Unfortunately, some groups would rather follow the precautionary approach to save the animals rather than to save the jobs.

According to CBD attorney Catherine Kilduff, as quoted in the Ocean City, Md., Dispatch, "The federal government could have predicted the effects of the spill during spawning season prior to the disaster. Listing Atlantic bluefin tuna as endangered will prevent such an oversight from ever happening again."

This sounds like the plan going forward ought to be that we assume there will be scientific studies, presume they will herald disaster and act on those assumptions before bothering to perform the study.

My preference would be for more collaborative research that incorporates the honed skills of professional researchers and scientists with generations of local knowledge you can only find in commercial fishing communities.

People think fishermen are eager to catch the last fish and are not capable of being the stewards of their fishery. It's an uphill battle, but we have to prove them wrong.

Let's work together, get as close as we can to the truth, and move forward from there.

For more on this debate, check out our upcoming December issue.

National Fisherman Live

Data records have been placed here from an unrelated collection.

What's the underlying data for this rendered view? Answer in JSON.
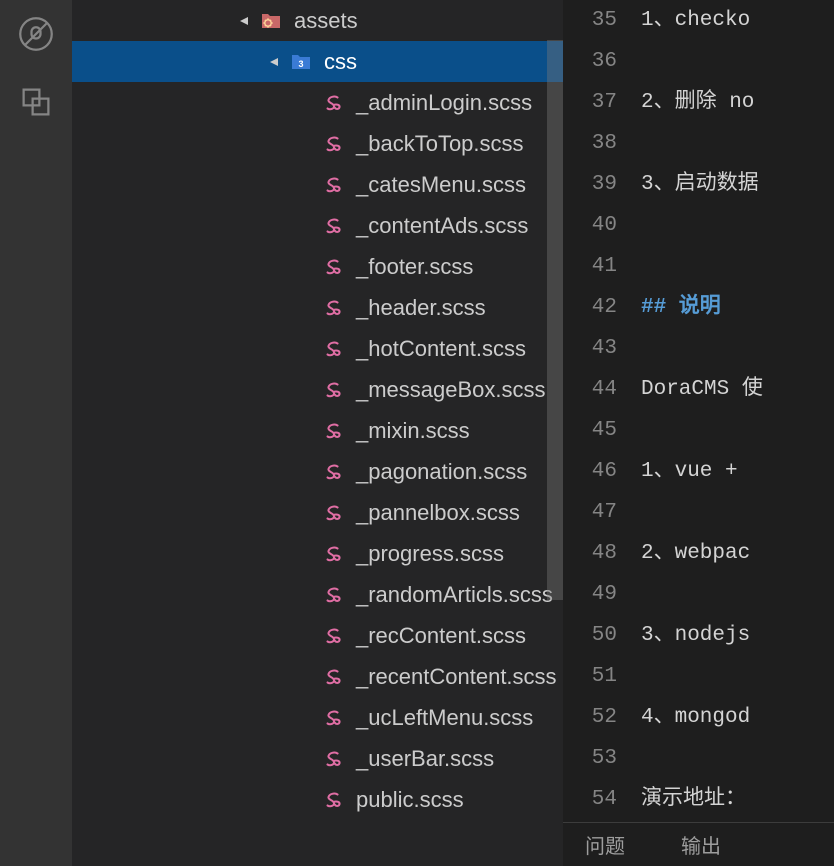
{
  "activity_bar": {
    "icons": [
      "bug-disabled-icon",
      "references-icon"
    ]
  },
  "explorer": {
    "folders": [
      {
        "name": "assets",
        "expanded": true,
        "level": "assets",
        "icon": "folder-gear"
      },
      {
        "name": "css",
        "expanded": true,
        "level": "css",
        "icon": "folder-css",
        "selected": true
      }
    ],
    "files": [
      "_adminLogin.scss",
      "_backToTop.scss",
      "_catesMenu.scss",
      "_contentAds.scss",
      "_footer.scss",
      "_header.scss",
      "_hotContent.scss",
      "_messageBox.scss",
      "_mixin.scss",
      "_pagonation.scss",
      "_pannelbox.scss",
      "_progress.scss",
      "_randomArticls.scss",
      "_recContent.scss",
      "_recentContent.scss",
      "_ucLeftMenu.scss",
      "_userBar.scss",
      "public.scss"
    ]
  },
  "editor": {
    "line_start": 35,
    "lines": [
      "1、checko",
      "",
      "2、删除 no",
      "",
      "3、启动数据",
      "",
      "",
      "## 说明",
      "",
      "DoraCMS 使",
      "",
      "1、vue +",
      "",
      "2、webpac",
      "",
      "3、nodejs",
      "",
      "4、mongod",
      "",
      "演示地址："
    ],
    "heading_lines": [
      42
    ]
  },
  "bottom_tabs": [
    "问题",
    "输出"
  ]
}
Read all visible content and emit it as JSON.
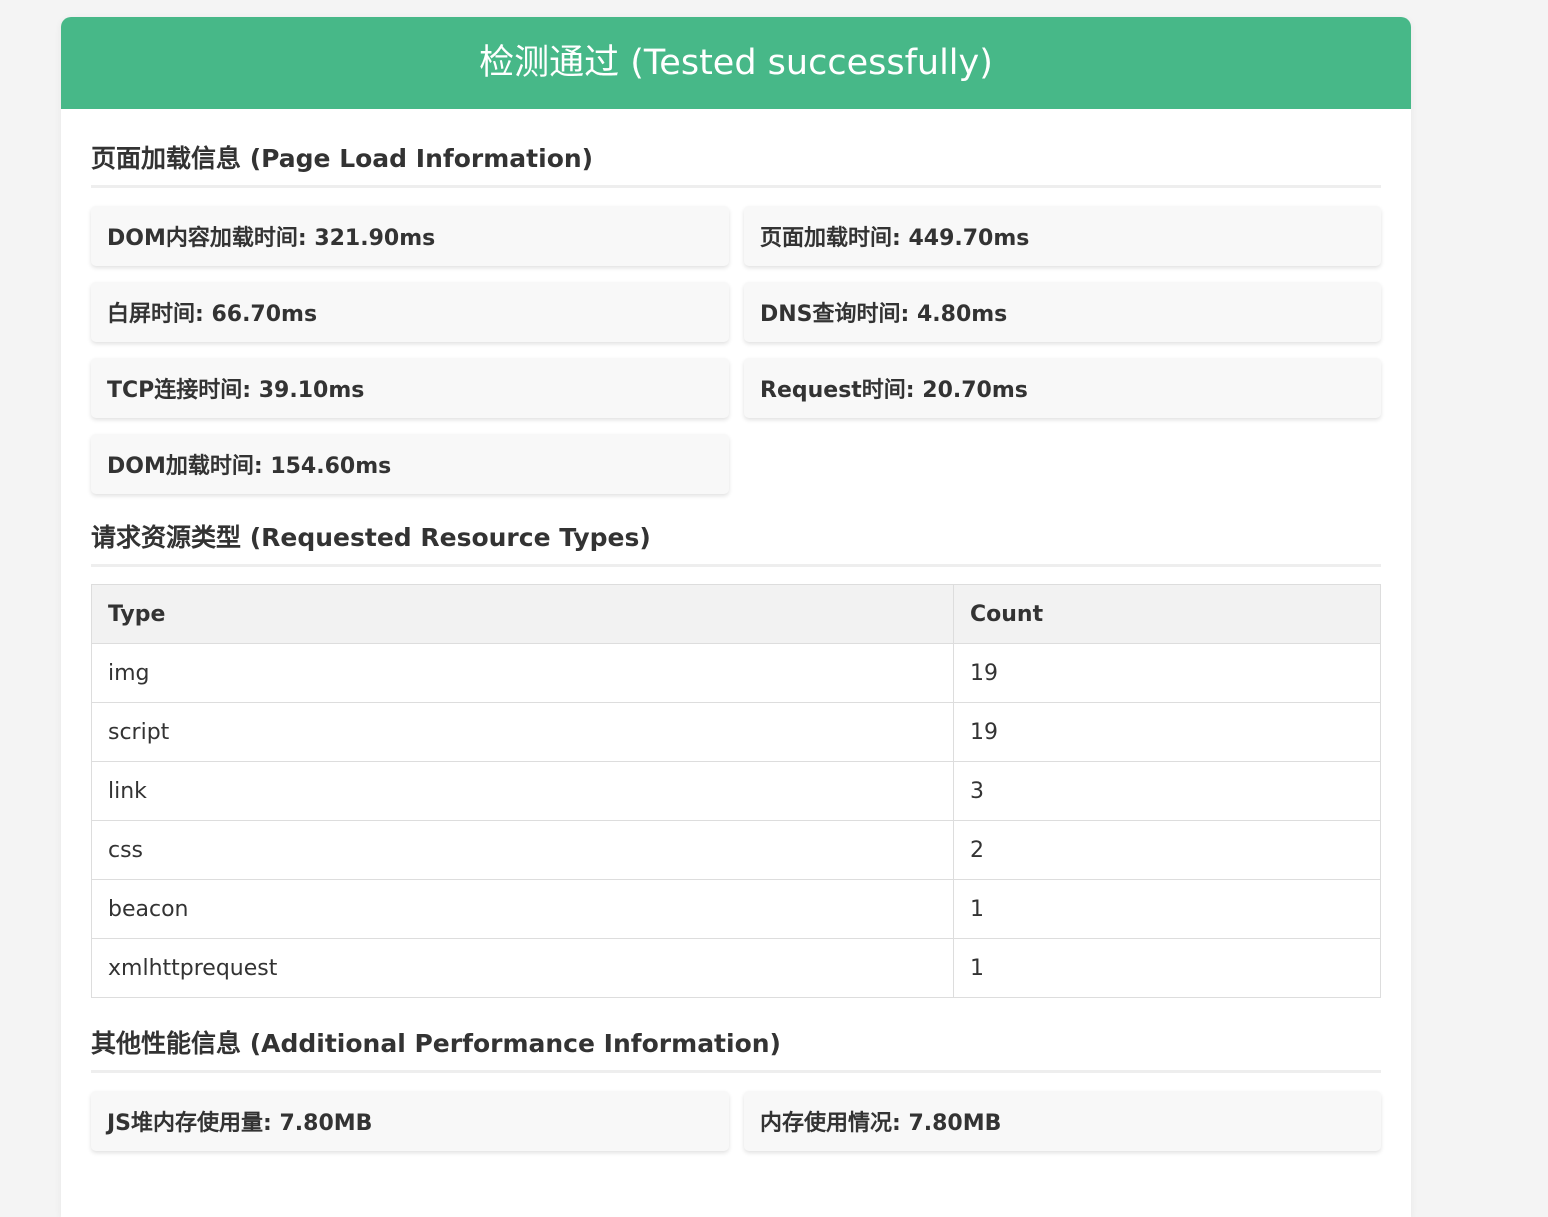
{
  "header": {
    "title": "检测通过 (Tested successfully)",
    "color": "#47b888"
  },
  "page_load": {
    "title": "页面加载信息 (Page Load Information)",
    "metrics": [
      "DOM内容加载时间: 321.90ms",
      "页面加载时间: 449.70ms",
      "白屏时间: 66.70ms",
      "DNS查询时间: 4.80ms",
      "TCP连接时间: 39.10ms",
      "Request时间: 20.70ms",
      "DOM加载时间: 154.60ms"
    ]
  },
  "resources": {
    "title": "请求资源类型 (Requested Resource Types)",
    "columns": [
      "Type",
      "Count"
    ],
    "rows": [
      [
        "img",
        "19"
      ],
      [
        "script",
        "19"
      ],
      [
        "link",
        "3"
      ],
      [
        "css",
        "2"
      ],
      [
        "beacon",
        "1"
      ],
      [
        "xmlhttprequest",
        "1"
      ]
    ]
  },
  "additional": {
    "title": "其他性能信息 (Additional Performance Information)",
    "metrics": [
      "JS堆内存使用量: 7.80MB",
      "内存使用情况: 7.80MB"
    ]
  }
}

National Fisherman Live: 12/16/14

In this episode, Bruce Buls, WorkBoat's technical editor, interviews Long Island lobsterman John Aldridge, who survived for 12 hours after falling overboard in the dead of night. Aldridge was the keynote speaker at the 2014 Pacific Marine Expo, which took place Nov. 19-21 in Seattle.

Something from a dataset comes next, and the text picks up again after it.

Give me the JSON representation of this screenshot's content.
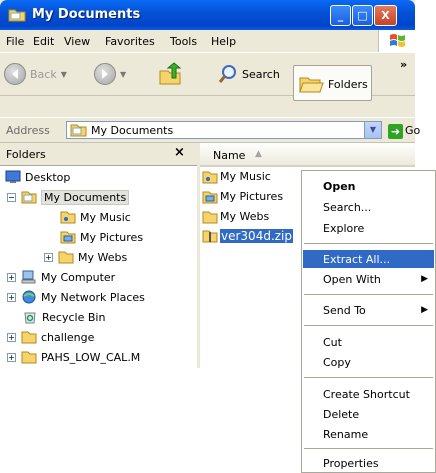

Inside the Industry

NOAA, in consultation with the Department of the Interior, has appointed 10 new members to the Marine Protected Areas Federal Advisory Committee. The 20-member committee is composed of individuals with diverse backgrounds and experience who advise the departments of commerce and the interior on ways to strengthen and connect the nation's MPA programs. The new members join the 10 continuing members appointed in 2012.

Read more...

Fishermen in Western Australia captured astonishing footage this week as a five-meter-long great white shark tried to steal their catch, ramming into the side of their boat.
 
Try a FREE issue of National Fisherman

Fill out this order form, If you like the magazine, get the rest of the year for just $14.95 (12 issues in all). If not, simply write cancel on the bill, return it, and owe nothing.

First Name
Last Name
Address
Country
U.S. Canada Other

City
State/Province
Postal/ Zip Code
Email